Designer Katya Ekimian created a stunning knitted dress with crocheted flowers for Sandra Jarva Weiss to wear to the 2021 Met Gala.  The dress is made with wool and lurex, and each flower is crocheted with wool from “a different American native endangered and heritage breed sheep.”  You can find images of the dress on Ms. Ekimian’s Instagram, @katya.ekimian.  This is not the first dress the Parsons School of Design graduate has designed for the Met Gala or for Ms. Weiss.  You can read about their first collaboration in 2017 in the New York Times. After graduating from Parsons School of Design, Ekimian began a residency at Mama Farm in New York, established by Isabella Rossellini to conserve heritage breeds, including sheep.  Ekimian’s designs promote the use of wool from heritage breeds, supporting the work of Mama Farm and The Livestock Conservancy, both sponsors of her thesis research.  Read more about this collaboration in FashionUnited’s online article by Jackie Mallon, December 9, 2020, entitled “Fashion Graduate Takes up Residency on Isabella Rosselini’s Farm”

And in More News . . .


Heavy on the fiber! This afghan weighs 130 kilos: Royals unfurl giant art installation in knitting quest.

Elsewhere in the Isles

New life for an Old Knitting Factory?

The power of fiber

Researchers develop yarn that can detect temperature and generate power. So it’s only a matter of time before it can make me a cup of tea?

More powerful threads: A Whimsical Ad Uses Conductive Thread to Light Up Miniature Scenes Made of Yarn and Fabric.

Fiber arts are for all

Not your granny’s knitting? Nope, it’s gandpa’s. Taquile and its textile art.

It’s Not Just a Game Anymore

When playing the game isn’t enough. Animal Crossing Fans Are Crocheting Their Favorite Villagers.

Mac attacks!

Faustine Zweigenbaum’s macrame creations blur the lines between fiber and nature.

And lastly, a mac(aroni) attack.

Your Voice Matters!

We encourage all CKC Members to contribute to CKC’s monthly newsletter.  Please email your inquiries, ideas, and stories to  We hope to hear from you!
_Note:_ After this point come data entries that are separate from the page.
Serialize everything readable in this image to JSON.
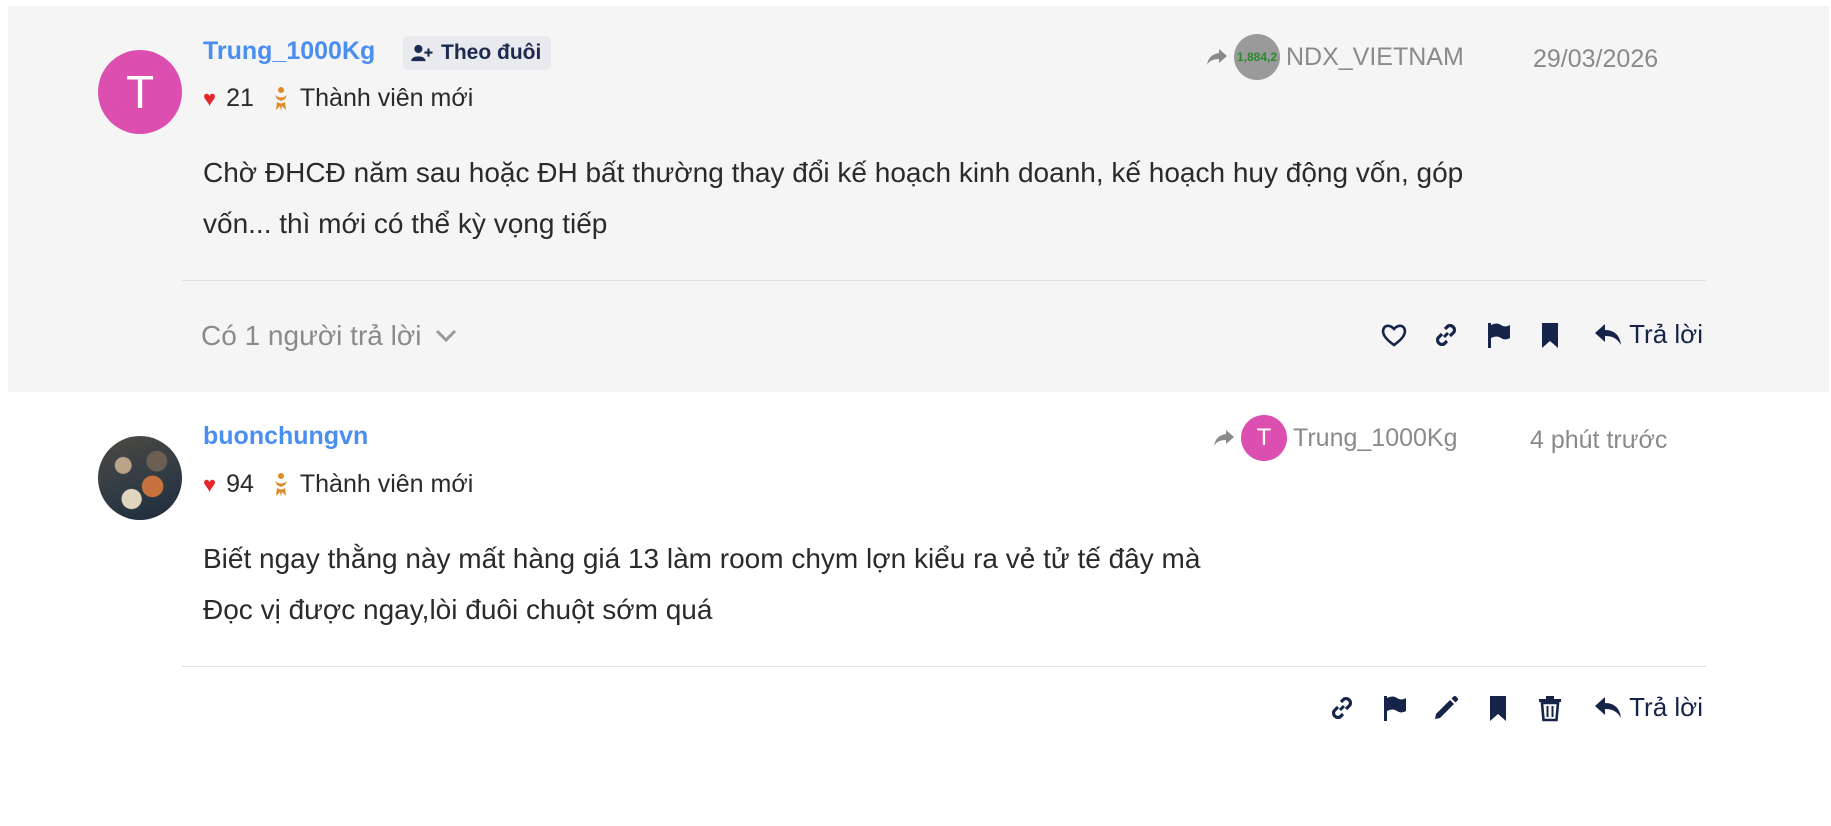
{
  "comments": [
    {
      "avatar_letter": "T",
      "username": "Trung_1000Kg",
      "follow_label": "Theo đuôi",
      "likes": "21",
      "badge": "Thành viên mới",
      "reply_to_name": "NDX_VIETNAM",
      "reply_to_avatar_text": "1,884,2",
      "date": "29/03/2026",
      "body_line1": "Chờ ĐHCĐ năm sau hoặc ĐH bất thường thay đổi kế hoạch kinh doanh, kế hoạch huy động vốn, góp",
      "body_line2": "vốn... thì mới có thể kỳ vọng tiếp",
      "replies_label": "Có 1 người trả lời",
      "reply_label": "Trả lời"
    },
    {
      "username": "buonchungvn",
      "likes": "94",
      "badge": "Thành viên mới",
      "reply_to_name": "Trung_1000Kg",
      "reply_to_avatar_letter": "T",
      "date": "4 phút trước",
      "body_line1": "Biết ngay thằng này mất hàng giá 13 làm room chym lợn kiểu ra vẻ tử tế đây mà",
      "body_line2": "Đọc vị được ngay,lòi đuôi chuột sớm quá",
      "reply_label": "Trả lời"
    }
  ],
  "colors": {
    "username": "#4a8ff0",
    "avatar_pink": "#dc4fb0",
    "heart": "#e3282e",
    "action_icons": "#16244a",
    "muted_text": "#8a8a8a"
  }
}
Look for our Newsletter Archive, coming soon!

September Newsletter Contributors:

Heather Hernandez, Anne Lies, Jennifer Lindsay, Marina Scott, Kay Simmons, Suzann Thompson